- [Work item] Pick each line that has "body" out of the records.

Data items
/---

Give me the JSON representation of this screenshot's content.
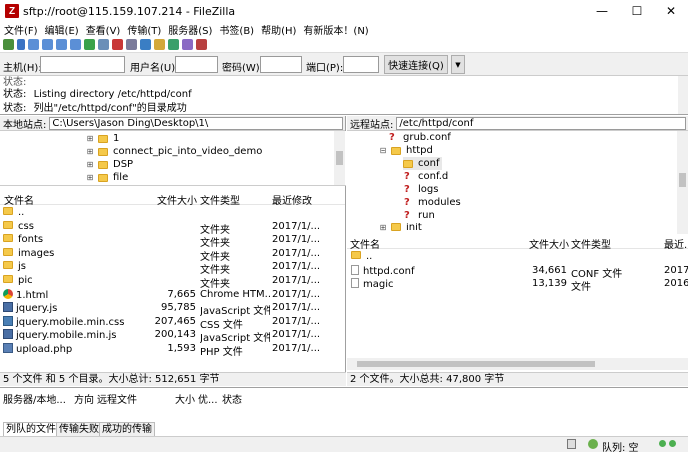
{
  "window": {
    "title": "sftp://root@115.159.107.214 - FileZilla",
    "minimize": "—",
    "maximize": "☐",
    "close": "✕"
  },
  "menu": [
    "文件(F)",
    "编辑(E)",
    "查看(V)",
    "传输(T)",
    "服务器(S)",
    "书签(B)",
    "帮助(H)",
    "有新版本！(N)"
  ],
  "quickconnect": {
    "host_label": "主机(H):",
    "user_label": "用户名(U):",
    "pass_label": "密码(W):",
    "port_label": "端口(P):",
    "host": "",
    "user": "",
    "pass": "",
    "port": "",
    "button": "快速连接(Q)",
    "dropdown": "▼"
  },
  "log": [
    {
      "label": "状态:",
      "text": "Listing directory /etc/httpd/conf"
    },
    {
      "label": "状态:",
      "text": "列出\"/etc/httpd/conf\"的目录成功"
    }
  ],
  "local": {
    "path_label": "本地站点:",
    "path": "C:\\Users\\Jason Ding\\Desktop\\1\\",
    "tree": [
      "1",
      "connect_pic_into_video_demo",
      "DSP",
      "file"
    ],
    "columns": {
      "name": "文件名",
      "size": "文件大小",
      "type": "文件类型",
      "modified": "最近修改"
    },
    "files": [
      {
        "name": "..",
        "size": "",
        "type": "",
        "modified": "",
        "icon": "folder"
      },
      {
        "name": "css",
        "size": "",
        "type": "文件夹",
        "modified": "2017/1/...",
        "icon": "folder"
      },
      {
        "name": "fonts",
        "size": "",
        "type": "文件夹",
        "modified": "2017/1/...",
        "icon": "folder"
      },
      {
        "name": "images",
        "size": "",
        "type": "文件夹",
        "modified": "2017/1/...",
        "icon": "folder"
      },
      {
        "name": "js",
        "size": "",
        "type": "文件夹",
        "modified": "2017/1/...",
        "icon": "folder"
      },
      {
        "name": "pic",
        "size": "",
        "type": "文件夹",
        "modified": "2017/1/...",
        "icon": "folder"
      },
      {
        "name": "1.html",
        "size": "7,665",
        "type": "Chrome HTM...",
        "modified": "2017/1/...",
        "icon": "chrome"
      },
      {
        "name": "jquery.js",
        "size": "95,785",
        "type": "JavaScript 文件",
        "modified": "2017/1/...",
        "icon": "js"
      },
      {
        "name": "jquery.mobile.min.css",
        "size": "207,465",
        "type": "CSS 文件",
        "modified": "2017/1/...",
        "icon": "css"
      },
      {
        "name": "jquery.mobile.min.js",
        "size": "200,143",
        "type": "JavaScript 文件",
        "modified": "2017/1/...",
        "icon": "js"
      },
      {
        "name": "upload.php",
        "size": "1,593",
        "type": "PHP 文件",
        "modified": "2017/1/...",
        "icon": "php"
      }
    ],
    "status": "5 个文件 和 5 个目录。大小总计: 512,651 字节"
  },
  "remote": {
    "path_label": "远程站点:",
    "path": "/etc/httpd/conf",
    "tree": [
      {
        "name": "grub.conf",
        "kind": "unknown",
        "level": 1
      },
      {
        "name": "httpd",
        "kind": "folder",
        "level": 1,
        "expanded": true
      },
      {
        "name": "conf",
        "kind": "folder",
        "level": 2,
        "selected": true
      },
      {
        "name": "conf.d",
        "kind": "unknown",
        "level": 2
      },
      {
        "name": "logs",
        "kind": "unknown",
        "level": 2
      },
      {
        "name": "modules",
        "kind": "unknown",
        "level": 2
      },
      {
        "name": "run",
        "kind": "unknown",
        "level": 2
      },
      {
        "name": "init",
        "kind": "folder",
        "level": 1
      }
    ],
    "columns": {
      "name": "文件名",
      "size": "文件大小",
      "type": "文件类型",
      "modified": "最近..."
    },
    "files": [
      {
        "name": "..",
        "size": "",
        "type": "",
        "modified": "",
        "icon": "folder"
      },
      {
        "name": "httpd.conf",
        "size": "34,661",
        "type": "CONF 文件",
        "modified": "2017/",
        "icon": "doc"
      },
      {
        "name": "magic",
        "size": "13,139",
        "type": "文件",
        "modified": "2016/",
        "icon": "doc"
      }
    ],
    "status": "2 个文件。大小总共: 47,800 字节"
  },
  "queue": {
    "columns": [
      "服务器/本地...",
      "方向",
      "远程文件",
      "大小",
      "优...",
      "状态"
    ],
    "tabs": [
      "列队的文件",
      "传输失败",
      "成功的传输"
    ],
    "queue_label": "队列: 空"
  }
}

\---
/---

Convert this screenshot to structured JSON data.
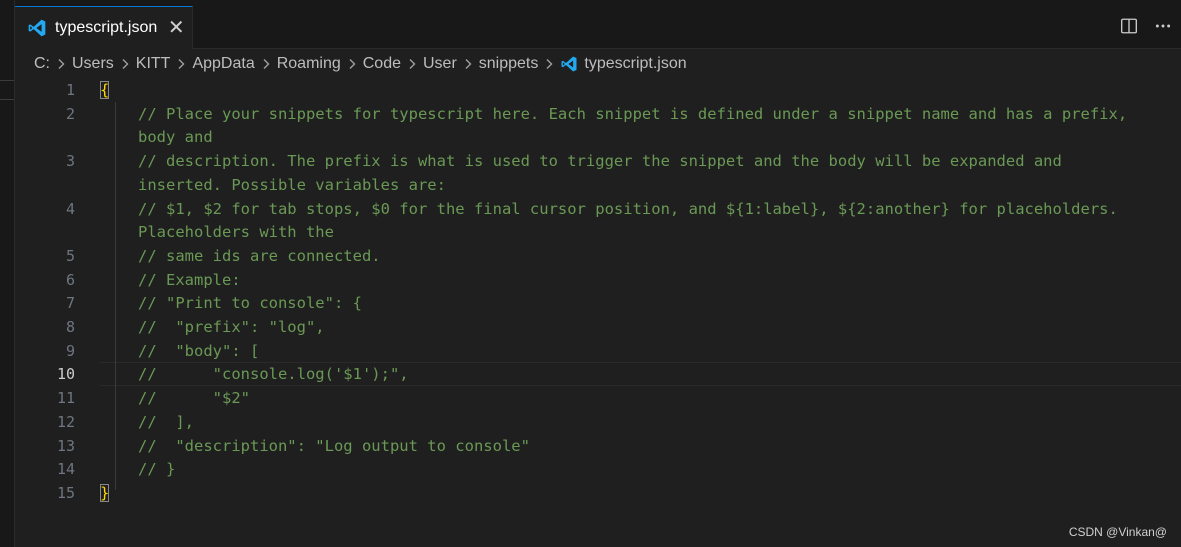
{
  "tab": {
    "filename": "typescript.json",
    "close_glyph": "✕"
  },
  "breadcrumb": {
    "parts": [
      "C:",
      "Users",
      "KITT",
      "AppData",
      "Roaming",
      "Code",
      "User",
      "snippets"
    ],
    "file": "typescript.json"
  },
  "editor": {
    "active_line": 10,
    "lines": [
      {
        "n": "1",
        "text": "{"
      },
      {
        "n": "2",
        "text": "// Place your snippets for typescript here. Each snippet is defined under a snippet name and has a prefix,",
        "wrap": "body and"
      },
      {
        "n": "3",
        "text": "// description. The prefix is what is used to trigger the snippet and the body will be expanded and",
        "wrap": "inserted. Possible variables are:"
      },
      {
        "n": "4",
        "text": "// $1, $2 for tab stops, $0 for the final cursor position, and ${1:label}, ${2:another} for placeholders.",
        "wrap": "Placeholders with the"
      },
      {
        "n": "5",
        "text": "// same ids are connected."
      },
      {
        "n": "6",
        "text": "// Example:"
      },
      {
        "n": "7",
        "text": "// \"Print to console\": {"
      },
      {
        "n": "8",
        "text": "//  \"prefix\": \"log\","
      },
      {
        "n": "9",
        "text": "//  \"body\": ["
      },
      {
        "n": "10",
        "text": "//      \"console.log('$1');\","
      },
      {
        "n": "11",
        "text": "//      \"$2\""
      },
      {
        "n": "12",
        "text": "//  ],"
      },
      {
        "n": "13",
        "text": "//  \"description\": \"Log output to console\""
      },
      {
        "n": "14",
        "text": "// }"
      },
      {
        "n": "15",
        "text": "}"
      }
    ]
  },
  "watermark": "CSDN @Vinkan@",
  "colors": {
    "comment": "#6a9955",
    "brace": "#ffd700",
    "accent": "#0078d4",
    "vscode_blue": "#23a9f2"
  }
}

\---

- [Task result]
        "wrap": "body and"
        "text": "// description. The prefix is what is used to trigger the snippet and the body will be expanded and",
        "text": "//  \"body\": ["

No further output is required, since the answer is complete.